Here we are at the beginning of the week. The weather sucked until yesterday. However, this weekend, football wise was fantastic. The Red Bulls won their final game ever played at the Swamp, and Liverpool crushed Man. U 2-nil at home. I couldn’t have asked for better football. We did it without Stevie G. and Sir Alex had to go home and drink lots of wine and whiskey to get over it. But I digress, we’re here for records, and here’s something I picked up a few years ago, have definitely played live, and included on a FMF mix. Here is The Village Choir with “The Switch” from 1973 on Paramount Records.
Not a tremendous amount of info around about this band. They were a New York City band I believe, and at least one member, guitar player Edward Arrington, Jr., ex-Motown backing player, recorded with the band Village Soul Choir on their “Talk To Me Sometime” 45 in 1972. I do not know how the Village Soul Choir morphed in Village Soul Choir, but Arrington was involved with that as well. This record was produced by Sir Charles Matthews and arranged by Clip Hightower. Matthews described the band as ” a choir that sang R & B and Pop. Village denoted the sound in it’s uniqueness, Soul denoted that it was church oriented, and Choir denoted it was heavy.” I was able to find out that it was recorded in George Klabin’s 46th Street studio called Sound Ideas, with Geoff Daking engineering the sessions. The Village Soul Choir also recorded one helluva children’s record in “Soul on Sesame Street”. The players also included arranger Clip Hightower, Don Otis Parker, Pat McQueen, Dolores Cooper, and Jimmy Marshall. The released a 45 that was included on that record of “The Cat Walk” (the bass line on this thing is KILLER).

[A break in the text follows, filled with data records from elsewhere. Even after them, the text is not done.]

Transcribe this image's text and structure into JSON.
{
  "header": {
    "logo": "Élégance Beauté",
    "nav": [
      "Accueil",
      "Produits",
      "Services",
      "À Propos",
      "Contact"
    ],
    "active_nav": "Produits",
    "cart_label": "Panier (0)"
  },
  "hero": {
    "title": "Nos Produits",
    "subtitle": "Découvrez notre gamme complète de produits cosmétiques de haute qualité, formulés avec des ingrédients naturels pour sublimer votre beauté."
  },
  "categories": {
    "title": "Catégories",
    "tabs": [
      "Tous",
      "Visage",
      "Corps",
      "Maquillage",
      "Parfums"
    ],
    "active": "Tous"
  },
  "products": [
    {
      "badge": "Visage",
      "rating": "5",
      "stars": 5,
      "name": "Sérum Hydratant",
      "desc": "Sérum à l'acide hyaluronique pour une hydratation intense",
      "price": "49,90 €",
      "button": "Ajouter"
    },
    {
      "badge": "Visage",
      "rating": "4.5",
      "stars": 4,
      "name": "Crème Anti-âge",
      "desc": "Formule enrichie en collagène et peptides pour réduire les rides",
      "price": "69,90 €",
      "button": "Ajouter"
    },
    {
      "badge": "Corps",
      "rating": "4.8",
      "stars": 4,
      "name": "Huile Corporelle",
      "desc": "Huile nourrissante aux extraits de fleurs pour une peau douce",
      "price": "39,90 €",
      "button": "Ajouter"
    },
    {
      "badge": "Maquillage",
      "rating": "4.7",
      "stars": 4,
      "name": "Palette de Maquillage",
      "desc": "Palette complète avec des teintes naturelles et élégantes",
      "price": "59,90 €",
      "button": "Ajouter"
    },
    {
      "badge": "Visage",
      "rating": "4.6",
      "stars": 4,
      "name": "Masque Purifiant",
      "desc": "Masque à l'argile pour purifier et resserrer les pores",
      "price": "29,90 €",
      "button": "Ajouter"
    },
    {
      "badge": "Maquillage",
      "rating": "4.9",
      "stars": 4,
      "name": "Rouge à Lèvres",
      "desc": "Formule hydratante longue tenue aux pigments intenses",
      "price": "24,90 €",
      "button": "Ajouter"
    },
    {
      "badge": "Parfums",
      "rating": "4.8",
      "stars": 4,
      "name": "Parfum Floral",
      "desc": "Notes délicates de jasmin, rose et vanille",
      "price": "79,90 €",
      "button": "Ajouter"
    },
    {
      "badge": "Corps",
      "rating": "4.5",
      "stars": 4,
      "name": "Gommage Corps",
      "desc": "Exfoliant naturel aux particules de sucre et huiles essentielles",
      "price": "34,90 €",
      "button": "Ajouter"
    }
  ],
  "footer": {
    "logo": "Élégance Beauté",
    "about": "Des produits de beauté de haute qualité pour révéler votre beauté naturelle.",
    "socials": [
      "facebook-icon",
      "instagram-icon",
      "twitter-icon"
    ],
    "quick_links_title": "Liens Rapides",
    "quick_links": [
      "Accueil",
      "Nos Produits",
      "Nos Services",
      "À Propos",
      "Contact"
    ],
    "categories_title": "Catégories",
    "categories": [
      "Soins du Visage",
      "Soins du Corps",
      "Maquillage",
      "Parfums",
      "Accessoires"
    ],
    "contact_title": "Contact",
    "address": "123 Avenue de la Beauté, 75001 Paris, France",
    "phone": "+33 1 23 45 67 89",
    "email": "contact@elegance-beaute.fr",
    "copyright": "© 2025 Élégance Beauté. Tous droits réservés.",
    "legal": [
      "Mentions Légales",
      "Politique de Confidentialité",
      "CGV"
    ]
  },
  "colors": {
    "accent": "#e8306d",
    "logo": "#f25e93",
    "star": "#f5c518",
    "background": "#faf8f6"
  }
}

“The Switch” starts out with a stanky little bass line, and a decent little beat. Honestly, before I did any research for this record, I just chalked it up to a funky, sexy lil’ number. I didn’t take into the consideration the Church influence the band members had, and as I’m listening it to it again, I hear the Gospel influence. It almost has a traditional/ folk quality to the lyrics, like some spirituals that would be sung at home on a Sunday. Then it switches (no pun intended). The string arrangement gets pretty tough, and the chorus of “rickity rack, sock boom bah”, while kind of corny, still fits in with this Funky Soul piece. I’m definitely feeling this on a late Sunday/ early Monday morning. Hopefully you will too. Keep Diggin’!
Check Out some of this Children’s Funk Gold! (Not sure if it’s the Village Soul Choir but it’s FUNKY as hell!